In the simplest terms, a podcast is just a downloadable mp3 file. You don’t need to have an ipod or other mp3 player to play it, though you can certainly use one. You don’t even have to have an ipod or an mp3 player to make a podcast of your own. Many people download and listen to their podcasts right on their computer.

Fiction podcasters generally record several 20-30 minute “episodes” of their novel or a certain number of chapters at a time. (Maybe just one chapter at a time, if the chapters tend to be long.)

These episodes are then released serially generally in weekly installments from the podcaster’s website, podiobooks, and itunes. (And anywhere else they can find to host it.)

While there are podcasts out there that are paid subscriptions, most of the podcasting community is built on “free content.” Podcasters also tend to reach out and help each other, trading time and audio guest spots, or promoting each other’s podcasts in their own podcasts.

Serially produced audio fiction allows you to start building an audience over several episodes. You’ve constantly got something “new” to market (new episodes), but at the same time it’s really just the one book you’re promoting. So when you make a weekly mention of your novel it’s a “new episode is out” not just a repeat of the exact same message.

About podcasting your book

Podcasting requires an entirely different skill set than writing, editing, or producing a print or ebook novel, and there are pros and cons to podcasting a novel.

Once you decide to podcast …

There are a few different things you’ll have to do and educate yourself about to create a high quality podcast. Just slapping together a poor audio recording will do nothing to increase your reader base or improve your sales. If you aren’t committed to putting out the best podcast possible, to positively showcase your work, then it won’t be worth doing and may end up hurting you more than helping you.

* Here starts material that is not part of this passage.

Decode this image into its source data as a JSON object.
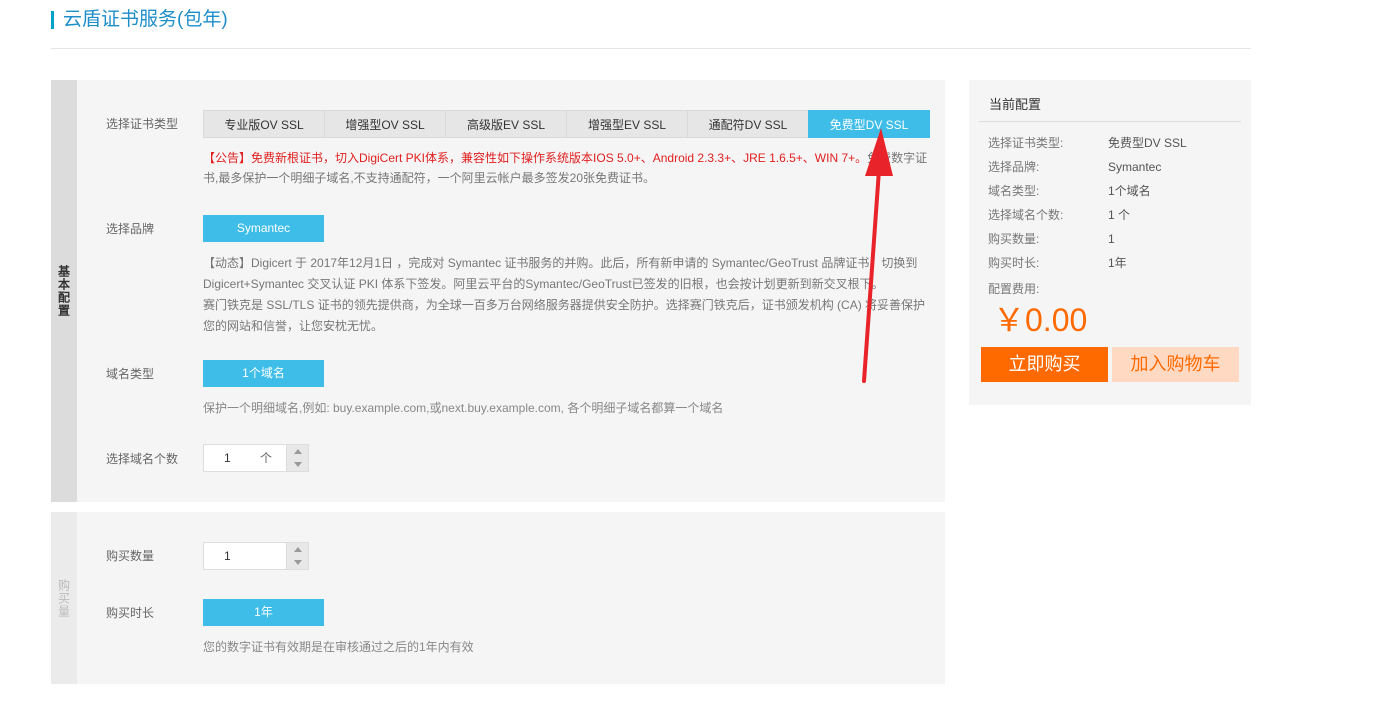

Before getting started, you’ll need to set up your studio. There is a wide price range of equipment and software, but there are some items you definitely need.

You’ll also want to decide on the format. Besides episodes, and how long you want your podcast, you’ll need to decide if you want to make it more like a radio play, or narrate it like a normal audiobook.

There are a few things you’ll need to learn about recording.

And then of course there is post-production. Some things you can fix, edit, or tweak in post-production and some you’ll have to re-record.

There are several places you can go to find podsafe music and sound clips (meaning: you can legally use it on your podcast for free.)

You’ll want to learn about distributing your podcast and how you’ll get it out to an audience. Podcasts are a great marketing tool for your work, but they aren’t magic. You also have to market the podcast itself.

There are several podcasting resources you can go to to gain more in-depth knowledge.

I’ve done some internet audio before, and this kind of thing can be a lot of fun, but it’s also a lot of energy and work, and requires a certain skill set and temperament. It won’t be right for every indie author, but it may be right for you.

One caveat: If you do decide to podcast, be sure the novel is absolutely complete and edited. It’ll reduce your stress load considerably. And if you choose to do a print release, having a print release available simultaneously while releasing podcast episodes can increase your sales, especially among readers who can’t wait weeks or months for all the episodes to air.